With the Cavaliers losing the NBA Finals to the Golden State Warriors, there is, of course a lot of scrutiny on the organization, and what the Cavs will do going forward.
There is the matter of whether or not GM David Griffin will stay on in that capacity, and what changes in the roster will be made for the 2017-18 season.
One of the things the lazy fans and media have talked about is the possibility of a coaching charge, which we find ridiculous. You cannot point to anything Tyronn Lue did in The Finals to cost the Cavaliers the series.
Is this to say Lue is the greatest coach in the NBA? No, but we would put him in the upper tier of head coaches in the Association.
He was hamstrung against Golden State because his bench contributed basically nothing, so he was manipulating his reserves in order to get his starters some rest without the game getting out of hand. That causes him to be in a defensive coaching style.
On the other hand, a criticism of Lue was that he didn’t develop some of the players on the bench during the regular season. The Cavaliers played very well in February and Derrick Williams was a solid contributor during that month, yet he disappeared in March and throughout the playoffs.
We don’t go to practice, so we don’t know if something happened to cause Williams to fall out of favor, but he is the type of player who it seems could have helped against the Warriors.
Again, just because we think Lue is one of the NBA’s better coaches, doesn’t mean there aren’t things he should do differently next season.
The first is to establish more of a defensive mindset from the start of training camp. After the calendar switched to 2017, the ability to stop opponents from scoring fell greatly.
Once the playoffs started, the Cavs used some different schemes and the defense improved, that worked, but it shouldn’t come down to that.
And it has been reported that the head coach himself takes more of a role in the defense once the regular season ends. It starts with the individual, but perhaps there should be more of a mindset on that side of the ball right from the get go.
The second change that needs to be made is monitoring minutes, especially for James, who will turn 33 years old during next season.
In conjunction with this, the coaching staff must come up with a plan to play better when James isn’t in the game.
Even when James is on the bench, Lue still has Kyrie Irving and Kevin Love on the floor, and it shouldn’t be difficult to make sure those two are on the floor when James isn’t.
The ball movement that is present when James is on the floor seems to stop when the best player in the game isn’t on the floor. The coach has to insist the same style of play occurs no matter who is on the court.
That was also evident in the playoffs when Irving was playing iso ball, and his shot wasn’t going down.
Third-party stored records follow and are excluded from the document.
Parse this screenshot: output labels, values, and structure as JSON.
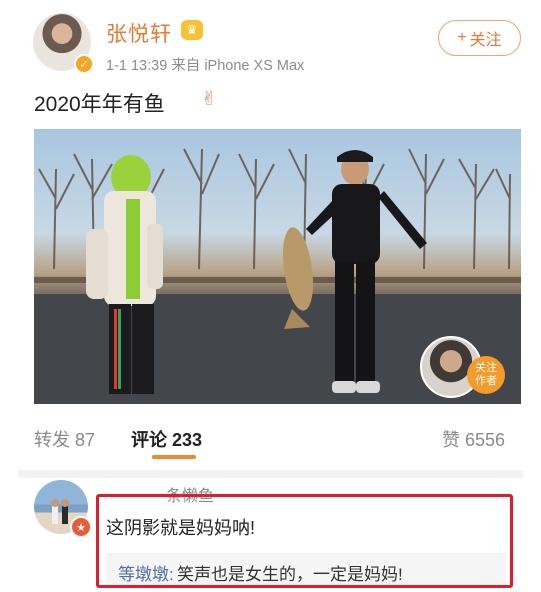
{
  "post": {
    "username": "张悦轩",
    "vip_icon": "crown-icon",
    "verified_icon": "v-badge-icon",
    "verified_mark": "✓",
    "time": "1-1 13:39",
    "source": "来自 iPhone XS Max",
    "follow_label": "关注",
    "follow_plus": "+",
    "text": "2020年年有鱼",
    "emoji": "✌",
    "photo": {
      "overlay_follow_label_1": "关注",
      "overlay_follow_label_2": "作者"
    }
  },
  "tabs": [
    {
      "label": "转发",
      "count": "87"
    },
    {
      "label": "评论",
      "count": "233"
    },
    {
      "label": "赞",
      "count": "6556"
    }
  ],
  "comment": {
    "username": "一一一条懒鱼",
    "badge": "★",
    "text": "这阴影就是妈妈呐!",
    "reply": {
      "username": "等墩墩",
      "separator": ":",
      "text": "笑声也是女生的，一定是妈妈!"
    }
  },
  "colors": {
    "accent": "#ea7a31",
    "highlight_box": "#e01e2b",
    "link": "#4e6ea6"
  }
}
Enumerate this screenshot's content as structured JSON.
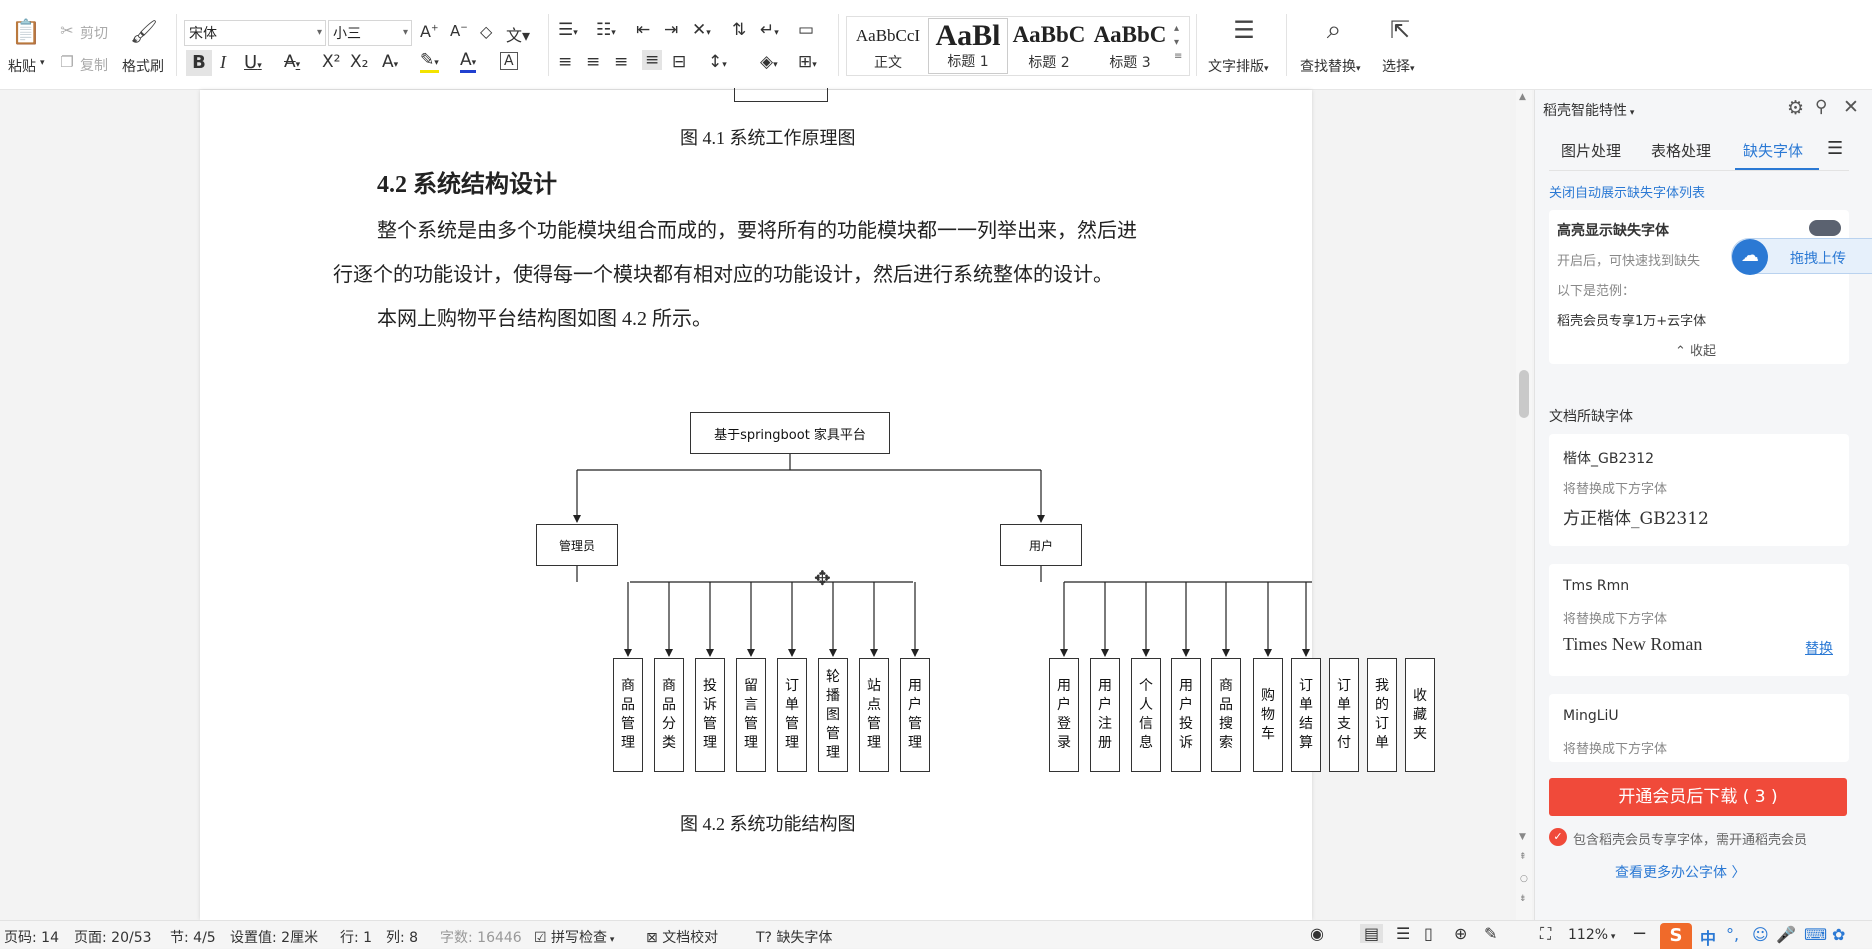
{
  "toolbar": {
    "paste": "粘贴",
    "cut": "剪切",
    "copy": "复制",
    "format_painter": "格式刷",
    "font_name": "宋体",
    "font_size": "小三",
    "styles": [
      {
        "preview": "AaBbCcI",
        "label": "正文"
      },
      {
        "preview": "AaBl",
        "label": "标题 1"
      },
      {
        "preview": "AaBbC",
        "label": "标题 2"
      },
      {
        "preview": "AaBbC",
        "label": "标题 3"
      }
    ],
    "text_layout": "文字排版",
    "find_replace": "查找替换",
    "select": "选择"
  },
  "document": {
    "caption_1": "图 4.1    系统工作原理图",
    "heading": "4.2  系统结构设计",
    "para1_line1": "整个系统是由多个功能模块组合而成的，要将所有的功能模块都一一列举出来，然后进",
    "para1_line2": "行逐个的功能设计，使得每一个模块都有相对应的功能设计，然后进行系统整体的设计。",
    "para2": "本网上购物平台结构图如图 4.2 所示。",
    "caption_2": "图 4.2    系统功能结构图",
    "diagram": {
      "root": "基于springboot 家具平台",
      "admin": "管理员",
      "user": "用户",
      "admin_items": [
        "商品管理",
        "商品分类",
        "投诉管理",
        "留言管理",
        "订单管理",
        "轮播图管理",
        "站点管理",
        "用户管理"
      ],
      "user_items": [
        "用户登录",
        "用户注册",
        "个人信息",
        "用户投诉",
        "商品搜索",
        "购物车",
        "订单结算",
        "订单支付",
        "我的订单",
        "收藏夹"
      ]
    }
  },
  "panel": {
    "title": "稻壳智能特性",
    "tabs": [
      "图片处理",
      "表格处理",
      "缺失字体"
    ],
    "active_tab": 2,
    "close_auto_link": "关闭自动展示缺失字体列表",
    "highlight_title": "高亮显示缺失字体",
    "highlight_desc": "开启后，可快速找到缺失",
    "example_label": "以下是范例：",
    "example_text": "稻壳会员专享1万+云字体",
    "collapse": "收起",
    "drag_upload": "拖拽上传",
    "section_label": "文档所缺字体",
    "fonts": [
      {
        "name": "楷体_GB2312",
        "hint": "将替换成下方字体",
        "replacement": "方正楷体_GB2312",
        "action": ""
      },
      {
        "name": "Tms Rmn",
        "hint": "将替换成下方字体",
        "replacement": "Times New Roman",
        "action": "替换"
      },
      {
        "name": "MingLiU",
        "hint": "将替换成下方字体",
        "replacement": "",
        "action": ""
      }
    ],
    "download_button": "开通会员后下载 ( 3 )",
    "member_note": "包含稻壳会员专享字体，需开通稻壳会员",
    "more_fonts": "查看更多办公字体 〉"
  },
  "statusbar": {
    "page_num": "页码: 14",
    "pages": "页面: 20/53",
    "section": "节: 4/5",
    "setting": "设置值: 2厘米",
    "row": "行: 1",
    "col": "列: 8",
    "word_count": "字数: 16446",
    "spell_check": "拼写检查",
    "proofread": "文档校对",
    "missing_font": "缺失字体",
    "zoom": "112%",
    "ime": "中"
  },
  "colors": {
    "accent": "#2b79d4",
    "download_button": "#f04a3a",
    "ime_logo": "#f06a2a"
  }
}
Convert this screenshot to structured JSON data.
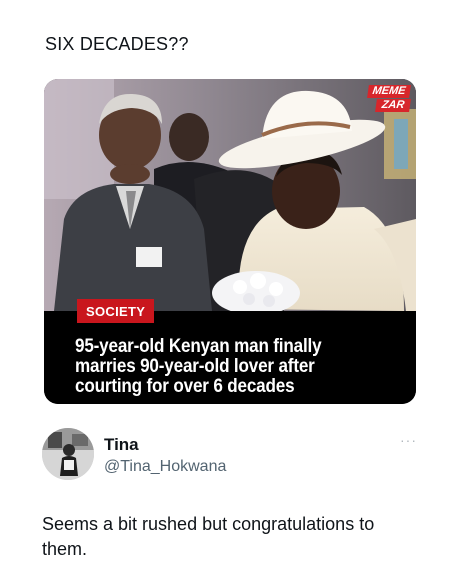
{
  "post": {
    "caption": "SIX DECADES??"
  },
  "media": {
    "watermark_line1": "MEME",
    "watermark_line2": "ZAR",
    "tag": "SOCIETY",
    "headline": "95-year-old Kenyan man finally marries 90-year-old lover after courting for over 6 decades",
    "icon": "news-photo"
  },
  "reply": {
    "name": "Tina",
    "handle": "@Tina_Hokwana",
    "text": "Seems a bit rushed but congratulations to them.",
    "more_icon": "more-options-icon"
  },
  "colors": {
    "tag_red": "#c9161d",
    "watermark_red": "#d7262b",
    "handle_gray": "#536471",
    "text_dark": "#0f1419"
  }
}
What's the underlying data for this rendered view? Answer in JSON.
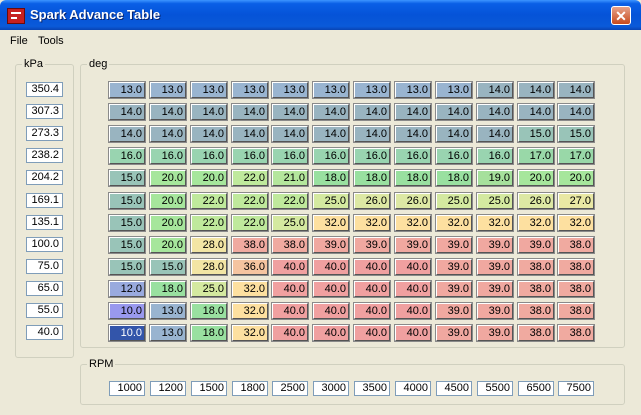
{
  "window": {
    "title": "Spark Advance Table",
    "close_glyph": "✕"
  },
  "menu": [
    "File",
    "Tools"
  ],
  "kpa_group_label": "kPa",
  "deg_group_label": "deg",
  "rpm_group_label": "RPM",
  "kpa": [
    "350.4",
    "307.3",
    "273.3",
    "238.2",
    "204.2",
    "169.1",
    "135.1",
    "100.0",
    "75.0",
    "65.0",
    "55.0",
    "40.0"
  ],
  "rpm": [
    "1000",
    "1200",
    "1500",
    "1800",
    "2500",
    "3000",
    "3500",
    "4000",
    "4500",
    "5500",
    "6500",
    "7500"
  ],
  "table": [
    [
      "13.0",
      "13.0",
      "13.0",
      "13.0",
      "13.0",
      "13.0",
      "13.0",
      "13.0",
      "13.0",
      "14.0",
      "14.0",
      "14.0"
    ],
    [
      "14.0",
      "14.0",
      "14.0",
      "14.0",
      "14.0",
      "14.0",
      "14.0",
      "14.0",
      "14.0",
      "14.0",
      "14.0",
      "14.0"
    ],
    [
      "14.0",
      "14.0",
      "14.0",
      "14.0",
      "14.0",
      "14.0",
      "14.0",
      "14.0",
      "14.0",
      "14.0",
      "15.0",
      "15.0"
    ],
    [
      "16.0",
      "16.0",
      "16.0",
      "16.0",
      "16.0",
      "16.0",
      "16.0",
      "16.0",
      "16.0",
      "16.0",
      "17.0",
      "17.0"
    ],
    [
      "15.0",
      "20.0",
      "20.0",
      "22.0",
      "21.0",
      "18.0",
      "18.0",
      "18.0",
      "18.0",
      "19.0",
      "20.0",
      "20.0"
    ],
    [
      "15.0",
      "20.0",
      "22.0",
      "22.0",
      "22.0",
      "25.0",
      "26.0",
      "26.0",
      "25.0",
      "25.0",
      "26.0",
      "27.0"
    ],
    [
      "15.0",
      "20.0",
      "22.0",
      "22.0",
      "25.0",
      "32.0",
      "32.0",
      "32.0",
      "32.0",
      "32.0",
      "32.0",
      "32.0"
    ],
    [
      "15.0",
      "20.0",
      "28.0",
      "38.0",
      "38.0",
      "39.0",
      "39.0",
      "39.0",
      "39.0",
      "39.0",
      "39.0",
      "38.0"
    ],
    [
      "15.0",
      "15.0",
      "28.0",
      "36.0",
      "40.0",
      "40.0",
      "40.0",
      "40.0",
      "39.0",
      "39.0",
      "38.0",
      "38.0"
    ],
    [
      "12.0",
      "18.0",
      "25.0",
      "32.0",
      "40.0",
      "40.0",
      "40.0",
      "40.0",
      "39.0",
      "39.0",
      "38.0",
      "38.0"
    ],
    [
      "10.0",
      "13.0",
      "18.0",
      "32.0",
      "40.0",
      "40.0",
      "40.0",
      "40.0",
      "39.0",
      "39.0",
      "38.0",
      "38.0"
    ],
    [
      "10.0",
      "13.0",
      "18.0",
      "32.0",
      "40.0",
      "40.0",
      "40.0",
      "40.0",
      "39.0",
      "39.0",
      "38.0",
      "38.0"
    ]
  ],
  "selected_cell": {
    "row": 11,
    "col": 0
  },
  "colors": {
    "v10": "#9999ee",
    "v12": "#99aade",
    "v13": "#99b4d0",
    "v14": "#99b4c0",
    "v15": "#99c4b8",
    "v16": "#99d4b0",
    "v17": "#99d8a8",
    "v18": "#99e0a0",
    "v19": "#a6e09c",
    "v20": "#a6e69c",
    "v21": "#b4e69c",
    "v22": "#bfe99c",
    "v25": "#d4e9a0",
    "v26": "#dde8a4",
    "v27": "#e9e8a4",
    "v28": "#f2e5a4",
    "v32": "#fde0a0",
    "v36": "#f5c4a0",
    "v38": "#f0aaa0",
    "v39": "#f0a8a0",
    "v40": "#f0a0a0"
  }
}
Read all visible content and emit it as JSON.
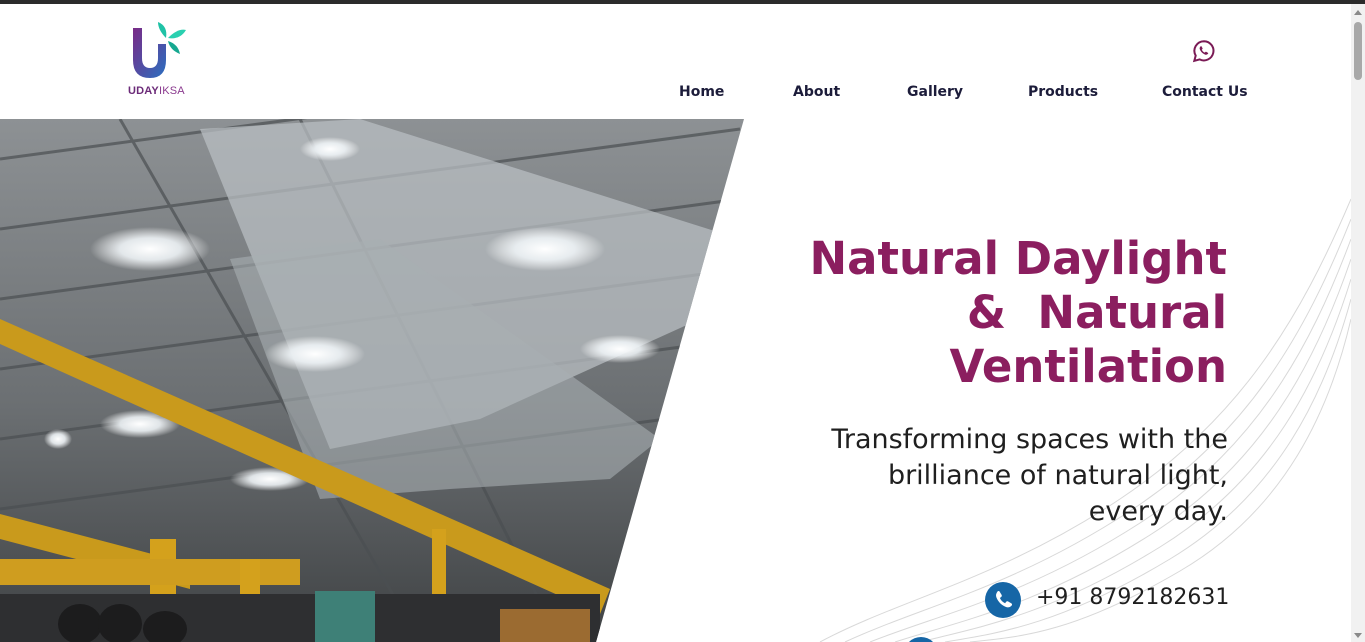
{
  "brand": {
    "name_bold": "UDAY",
    "name_light": "IKSA",
    "colors": {
      "primary": "#8b1e5f",
      "leaf": "#1fc2a6",
      "nav": "#1c1c3a",
      "accent": "#1666a6"
    }
  },
  "header": {
    "whatsapp_icon": "whatsapp-icon",
    "nav": [
      "Home",
      "About",
      "Gallery",
      "Products",
      "Contact Us"
    ]
  },
  "hero": {
    "title_lines": [
      "Natural Daylight",
      "&  Natural",
      "Ventilation"
    ],
    "subtitle_lines": [
      "Transforming spaces with the",
      "brilliance of natural light,",
      "every day."
    ],
    "phone_icon": "phone-icon",
    "phone": "+91 8792182631",
    "image": "factory-ceiling-skylights-photo"
  }
}
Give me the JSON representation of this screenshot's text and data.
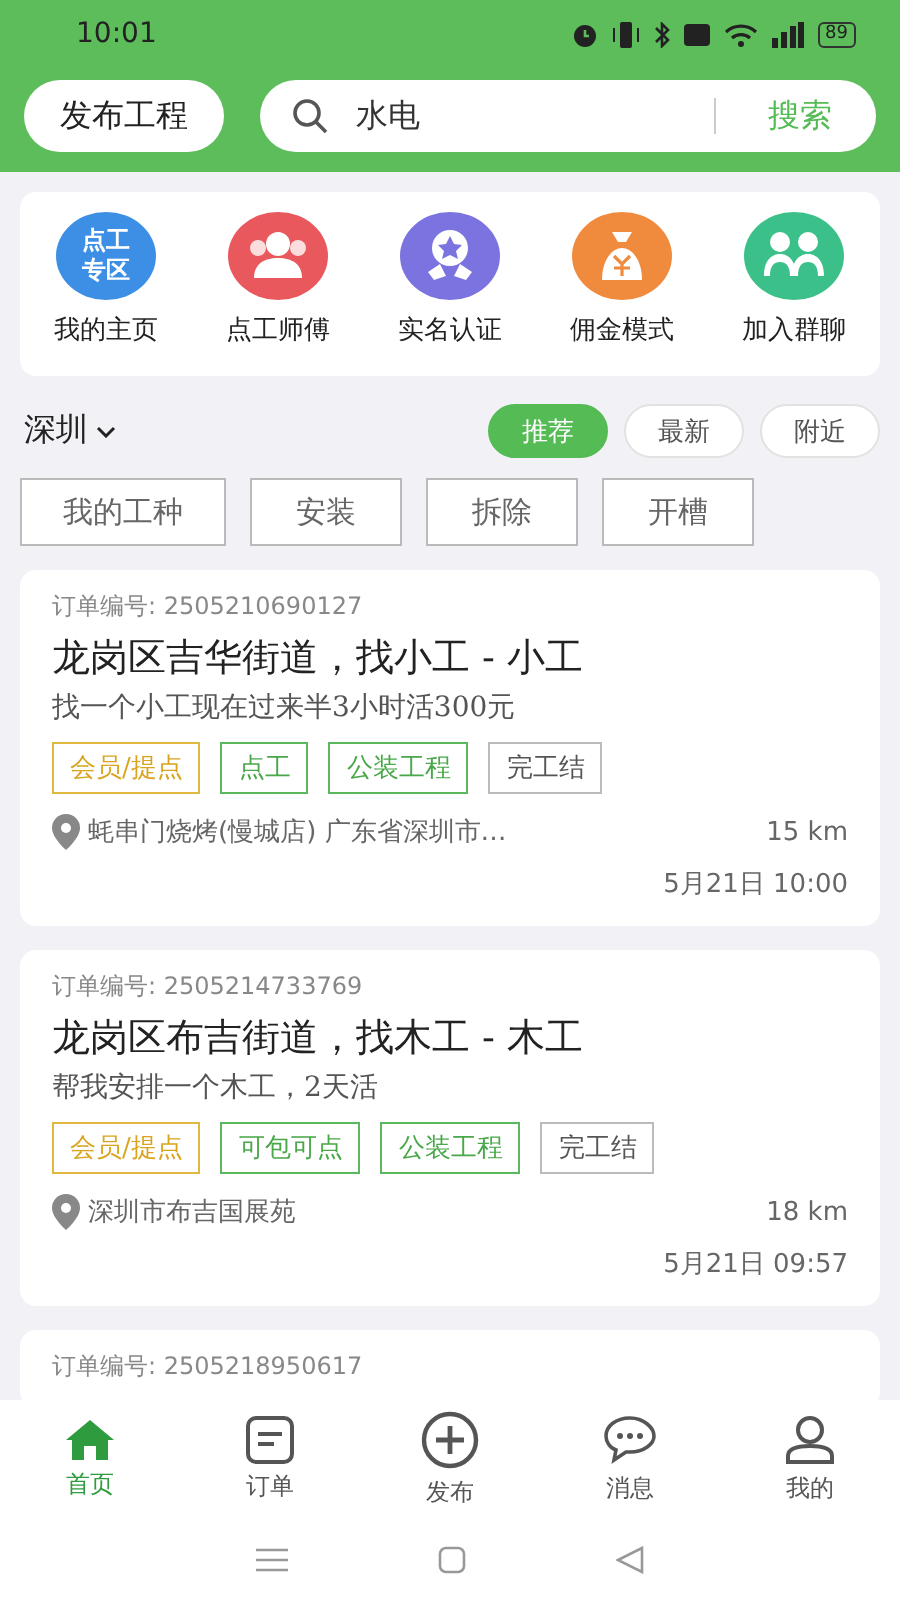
{
  "status_bar": {
    "time": "10:01",
    "battery": "89"
  },
  "header": {
    "publish_button": "发布工程",
    "search": {
      "value": "水电",
      "button": "搜索"
    }
  },
  "quick_menu": [
    {
      "kind": "badge",
      "badge_lines": [
        "点工",
        "专区"
      ],
      "label": "我的主页"
    },
    {
      "kind": "people",
      "label": "点工师傅"
    },
    {
      "kind": "medal",
      "label": "实名认证"
    },
    {
      "kind": "moneybag",
      "label": "佣金模式"
    },
    {
      "kind": "group",
      "label": "加入群聊"
    }
  ],
  "city": "深圳",
  "sort_tabs": [
    {
      "label": "推荐",
      "selected": true
    },
    {
      "label": "最新",
      "selected": false
    },
    {
      "label": "附近",
      "selected": false
    }
  ],
  "categories": [
    "我的工种",
    "安装",
    "拆除",
    "开槽"
  ],
  "orders": [
    {
      "order_no": "订单编号: 2505210690127",
      "title": "龙岗区吉华街道，找小工 - 小工",
      "desc": "找一个小工现在过来半3小时活300元",
      "tags": [
        {
          "kind": "member",
          "label": "会员/提点"
        },
        {
          "kind": "green",
          "label": "点工"
        },
        {
          "kind": "green",
          "label": "公装工程"
        },
        {
          "kind": "plain",
          "label": "完工结"
        }
      ],
      "address": "蚝串门烧烤(慢城店) 广东省深圳市…",
      "distance": "15 km",
      "time": "5月21日  10:00"
    },
    {
      "order_no": "订单编号: 2505214733769",
      "title": "龙岗区布吉街道，找木工 - 木工",
      "desc": "帮我安排一个木工，2天活",
      "tags": [
        {
          "kind": "member",
          "label": "会员/提点"
        },
        {
          "kind": "green",
          "label": "可包可点"
        },
        {
          "kind": "green",
          "label": "公装工程"
        },
        {
          "kind": "plain",
          "label": "完工结"
        }
      ],
      "address": "深圳市布吉国展苑",
      "distance": "18 km",
      "time": "5月21日  09:57"
    },
    {
      "order_no": "订单编号: 2505218950617"
    }
  ],
  "tab_bar": [
    {
      "kind": "home",
      "label": "首页",
      "selected": true
    },
    {
      "kind": "orders",
      "label": "订单",
      "selected": false
    },
    {
      "kind": "publish",
      "label": "发布",
      "selected": false
    },
    {
      "kind": "messages",
      "label": "消息",
      "selected": false
    },
    {
      "kind": "profile",
      "label": "我的",
      "selected": false
    }
  ]
}
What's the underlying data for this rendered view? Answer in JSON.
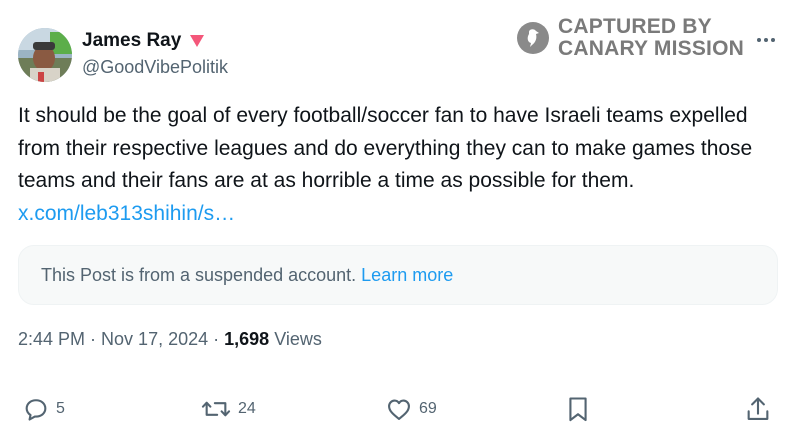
{
  "author": {
    "name": "James Ray",
    "handle": "@GoodVibePolitik",
    "badge_icon": "pink-triangle-icon",
    "badge_color": "#f4577a"
  },
  "watermark": {
    "line1": "CAPTURED BY",
    "line2": "CANARY MISSION",
    "icon": "canary-bird-icon"
  },
  "tweet": {
    "text": "It should be the goal of every football/soccer fan to have Israeli teams expelled from their respective leagues and do everything they can to make games those teams and their fans are at as horrible a time as possible for them.",
    "link": "x.com/leb313shihin/s…"
  },
  "notice": {
    "text": "This Post is from a suspended account.",
    "link": "Learn more"
  },
  "meta": {
    "time": "2:44 PM",
    "separator": " · ",
    "date": "Nov 17, 2024",
    "views_count": "1,698",
    "views_label": "Views"
  },
  "actions": {
    "replies": "5",
    "reposts": "24",
    "likes": "69"
  },
  "colors": {
    "link": "#1d9bf0",
    "secondary_text": "#536471",
    "primary_text": "#0f1419"
  }
}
That isn’t pretty basketball, in fact, it is conducive to the other team going on a run.
The point here is Lue was good enough to guide the Cavs to a title a year ago, and this year, some of his moves didn’t work because his bench didn’t help him out.
So save the hot takes to get a new coach. Tyronn Lue is the man for the job.